She made these shows for her 433K Instagram fans – and the fans of Milk Bar by extension – to really engage with. She lets her fans know what ingredients they will need a day ahead of time, tries to use only ingredients that people usually have at home, and lets them follow step-by-step. She created and curated her content to be focused on creating an easy and albeit free experience for these customers. In the world of quarantine, where everyone was stuck at home needing activities to do, she created an easy and free outlet for them to engage with a celebrity to actually build and create a little piece of joy in their own kitchens.
While she may have said that her motivation for creating such content was to share a little bit of joy in the world, this move to focus more on digital content has been incredibly smart on her end. Specifically, it helped to generate a strong marketing push especially in a time when everyone has had ample amounts of time to be on social media.

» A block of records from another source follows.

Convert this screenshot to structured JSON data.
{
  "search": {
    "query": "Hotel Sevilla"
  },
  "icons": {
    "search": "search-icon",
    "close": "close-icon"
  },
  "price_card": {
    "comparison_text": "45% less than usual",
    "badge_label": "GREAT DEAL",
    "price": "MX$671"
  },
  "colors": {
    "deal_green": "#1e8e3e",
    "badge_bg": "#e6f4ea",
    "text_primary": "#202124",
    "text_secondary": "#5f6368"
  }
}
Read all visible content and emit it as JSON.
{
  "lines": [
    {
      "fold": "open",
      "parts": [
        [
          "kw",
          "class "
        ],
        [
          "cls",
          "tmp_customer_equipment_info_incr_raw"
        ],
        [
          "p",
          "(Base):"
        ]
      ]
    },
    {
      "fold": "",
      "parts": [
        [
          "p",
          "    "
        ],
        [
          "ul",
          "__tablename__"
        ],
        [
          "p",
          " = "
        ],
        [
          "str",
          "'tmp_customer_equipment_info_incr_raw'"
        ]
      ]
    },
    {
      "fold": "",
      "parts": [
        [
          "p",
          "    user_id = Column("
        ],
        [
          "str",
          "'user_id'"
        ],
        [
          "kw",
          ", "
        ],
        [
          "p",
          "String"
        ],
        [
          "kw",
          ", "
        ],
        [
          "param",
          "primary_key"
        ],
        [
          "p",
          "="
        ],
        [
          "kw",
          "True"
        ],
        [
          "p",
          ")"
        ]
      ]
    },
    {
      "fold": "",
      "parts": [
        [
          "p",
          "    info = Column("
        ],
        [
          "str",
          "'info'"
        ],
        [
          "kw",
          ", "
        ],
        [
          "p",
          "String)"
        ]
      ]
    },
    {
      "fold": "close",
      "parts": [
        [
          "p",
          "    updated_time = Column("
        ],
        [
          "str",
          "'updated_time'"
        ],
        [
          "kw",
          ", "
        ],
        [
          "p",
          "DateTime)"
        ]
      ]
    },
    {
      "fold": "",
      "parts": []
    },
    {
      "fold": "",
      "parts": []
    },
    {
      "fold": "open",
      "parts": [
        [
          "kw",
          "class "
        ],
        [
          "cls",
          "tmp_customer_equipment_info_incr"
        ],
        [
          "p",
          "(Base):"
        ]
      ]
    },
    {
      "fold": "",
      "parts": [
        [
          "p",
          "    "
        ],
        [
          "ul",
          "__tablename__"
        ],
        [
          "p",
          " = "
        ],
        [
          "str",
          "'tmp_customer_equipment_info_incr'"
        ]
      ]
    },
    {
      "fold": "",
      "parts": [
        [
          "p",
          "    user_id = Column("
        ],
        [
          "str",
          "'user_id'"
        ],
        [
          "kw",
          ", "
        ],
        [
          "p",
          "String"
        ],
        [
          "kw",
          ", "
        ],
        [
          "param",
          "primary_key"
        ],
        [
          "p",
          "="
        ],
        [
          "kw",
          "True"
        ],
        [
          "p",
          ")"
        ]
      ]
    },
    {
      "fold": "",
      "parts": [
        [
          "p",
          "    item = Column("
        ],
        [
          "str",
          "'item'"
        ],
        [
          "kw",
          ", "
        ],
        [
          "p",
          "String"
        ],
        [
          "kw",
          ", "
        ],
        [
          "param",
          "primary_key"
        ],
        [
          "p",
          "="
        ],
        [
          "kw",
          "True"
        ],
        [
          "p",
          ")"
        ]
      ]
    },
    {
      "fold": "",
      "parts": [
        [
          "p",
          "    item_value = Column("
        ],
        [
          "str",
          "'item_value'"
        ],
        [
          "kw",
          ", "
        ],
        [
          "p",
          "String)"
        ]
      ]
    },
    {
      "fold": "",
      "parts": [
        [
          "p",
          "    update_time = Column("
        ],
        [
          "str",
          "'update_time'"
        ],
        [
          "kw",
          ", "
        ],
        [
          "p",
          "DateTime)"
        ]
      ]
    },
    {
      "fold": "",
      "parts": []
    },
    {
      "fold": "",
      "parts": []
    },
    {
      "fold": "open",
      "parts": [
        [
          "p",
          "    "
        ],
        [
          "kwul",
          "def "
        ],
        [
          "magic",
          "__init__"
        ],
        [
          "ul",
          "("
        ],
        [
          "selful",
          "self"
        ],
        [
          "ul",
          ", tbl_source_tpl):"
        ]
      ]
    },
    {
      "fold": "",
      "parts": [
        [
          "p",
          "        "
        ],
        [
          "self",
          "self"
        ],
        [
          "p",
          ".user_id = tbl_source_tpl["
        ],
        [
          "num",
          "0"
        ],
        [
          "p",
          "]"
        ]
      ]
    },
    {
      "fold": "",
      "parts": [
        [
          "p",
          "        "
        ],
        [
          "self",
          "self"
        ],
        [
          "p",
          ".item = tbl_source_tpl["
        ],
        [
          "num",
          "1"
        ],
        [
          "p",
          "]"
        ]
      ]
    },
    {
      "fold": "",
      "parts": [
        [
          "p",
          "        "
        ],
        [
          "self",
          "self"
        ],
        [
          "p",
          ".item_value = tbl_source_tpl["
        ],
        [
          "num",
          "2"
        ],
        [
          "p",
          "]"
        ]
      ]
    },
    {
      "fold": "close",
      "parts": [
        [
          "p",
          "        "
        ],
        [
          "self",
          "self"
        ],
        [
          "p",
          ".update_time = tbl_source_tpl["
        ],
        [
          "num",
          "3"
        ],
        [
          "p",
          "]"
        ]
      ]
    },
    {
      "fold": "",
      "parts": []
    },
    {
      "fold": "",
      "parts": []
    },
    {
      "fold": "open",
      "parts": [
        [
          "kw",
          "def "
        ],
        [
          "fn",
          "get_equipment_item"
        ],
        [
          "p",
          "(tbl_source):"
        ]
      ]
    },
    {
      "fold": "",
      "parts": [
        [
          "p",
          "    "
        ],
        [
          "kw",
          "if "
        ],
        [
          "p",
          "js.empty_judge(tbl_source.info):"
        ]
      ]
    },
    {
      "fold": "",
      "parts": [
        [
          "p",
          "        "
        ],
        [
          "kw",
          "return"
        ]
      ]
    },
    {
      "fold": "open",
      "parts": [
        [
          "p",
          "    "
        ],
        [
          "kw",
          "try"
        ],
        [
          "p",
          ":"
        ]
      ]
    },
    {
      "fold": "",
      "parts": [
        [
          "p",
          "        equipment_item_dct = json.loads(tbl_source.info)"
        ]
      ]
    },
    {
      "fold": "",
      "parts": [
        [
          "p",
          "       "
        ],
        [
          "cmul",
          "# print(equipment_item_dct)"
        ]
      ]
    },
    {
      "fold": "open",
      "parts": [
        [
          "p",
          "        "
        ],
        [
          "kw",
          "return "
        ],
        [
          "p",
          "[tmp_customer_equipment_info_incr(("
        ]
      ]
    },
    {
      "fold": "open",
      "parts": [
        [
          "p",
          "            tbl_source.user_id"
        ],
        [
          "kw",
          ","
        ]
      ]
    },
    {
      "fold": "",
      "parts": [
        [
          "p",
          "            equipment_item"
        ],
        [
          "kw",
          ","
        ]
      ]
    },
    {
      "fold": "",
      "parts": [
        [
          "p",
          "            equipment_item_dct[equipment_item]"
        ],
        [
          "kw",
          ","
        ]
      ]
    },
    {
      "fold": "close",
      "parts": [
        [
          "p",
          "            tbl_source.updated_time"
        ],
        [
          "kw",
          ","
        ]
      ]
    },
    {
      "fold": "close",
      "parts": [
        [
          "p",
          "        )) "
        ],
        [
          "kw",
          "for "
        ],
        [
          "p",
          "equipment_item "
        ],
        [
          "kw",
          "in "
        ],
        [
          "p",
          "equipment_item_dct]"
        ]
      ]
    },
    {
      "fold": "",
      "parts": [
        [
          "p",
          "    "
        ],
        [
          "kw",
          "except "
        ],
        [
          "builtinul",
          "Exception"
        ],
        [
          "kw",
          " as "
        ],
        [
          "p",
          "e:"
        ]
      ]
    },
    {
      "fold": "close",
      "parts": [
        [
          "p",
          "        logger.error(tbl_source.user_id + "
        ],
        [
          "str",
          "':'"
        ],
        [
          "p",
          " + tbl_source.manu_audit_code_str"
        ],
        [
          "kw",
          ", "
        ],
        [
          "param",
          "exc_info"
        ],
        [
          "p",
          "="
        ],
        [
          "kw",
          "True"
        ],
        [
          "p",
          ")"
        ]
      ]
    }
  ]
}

By creating a buzz on all this new content that she was delivering – a buzz that was only further enhanced by the media outlets who all picked up this story and recirculated her baking show details across numerous articles – she brought her brand (and Milk Bar’s by association) to the top of people’s minds as something that could bring you joy in such a terrible time. And this sentiment resounded in people’s minds just in time for her wholesale launch halfway through the quarantine (Whole Foods in early April 2020 and Amazon in May 2020).
She also shows her resilience by not letting her business be run by fear. During this time, many other businesses were pulling ad space online because they expected a lower level of consumption from people. However, Tosi recognized that people were still wanting to spend on a little bit of joy in their life – people were still celebrating birthdays and needing birthday cake even if it was just at home by themselves. She ended up being able to spend on digital marketing online to acquire customers at lower rates. She went into a white space that others were too scared to go into and ended up creating huge demand for their delivery business that was being run out of their repurposed retail locations. Her initial numbers have indicated that her ecommerce is performing 8x its initial size and I believe she was successful in this endeavor because she invested in what she’s good at (the marketing and the cooking) and partnered up with other businesses for the other side of the coin (worked with DoorDash, Uber Eats, Caviar and Postmates for delivery and their technology platforms).

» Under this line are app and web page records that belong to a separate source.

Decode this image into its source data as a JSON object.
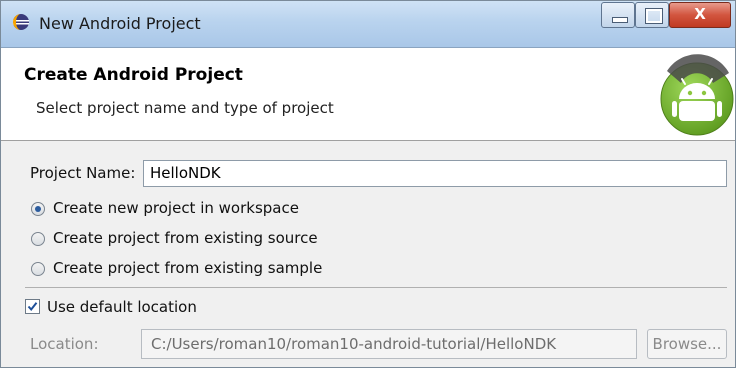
{
  "window": {
    "title": "New Android Project",
    "app_icon": "eclipse-icon",
    "controls": {
      "minimize": "minimize-icon",
      "maximize": "maximize-icon",
      "close_label": "X"
    }
  },
  "header": {
    "title": "Create Android Project",
    "subtitle": "Select project name and type of project",
    "logo": "android-logo-icon"
  },
  "form": {
    "project_name_label": "Project Name:",
    "project_name_value": "HelloNDK",
    "options": [
      {
        "label": "Create new project in workspace",
        "checked": true
      },
      {
        "label": "Create project from existing source",
        "checked": false
      },
      {
        "label": "Create project from existing sample",
        "checked": false
      }
    ],
    "use_default_location_label": "Use default location",
    "use_default_location_checked": true,
    "location_label": "Location:",
    "location_value": "C:/Users/roman10/roman10-android-tutorial/HelloNDK",
    "browse_label": "Browse..."
  },
  "colors": {
    "accent": "#2c5c9e",
    "android_green": "#8cc63f",
    "close_red": "#c03a21"
  }
}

Milk Bar has the potential to see continued success even after the pandemic. Tosi has shown through her leadership that you need nimbleness and resilience, but most importantly, you should focus on what really differentiates your business to the customers – and partner with others on items that are less differentiated and not your core strength. Tosi’s strength is in her authenticity: she is unique in her storytelling and ability to share joy. You want to cheer for her because she dedicates so much of her life to being there for people (including donating much of her product to hospital workers during this time). Through her ability to tell this story successfully in the digital setting, she has successfully, from a business standpoint, braved this pandemic.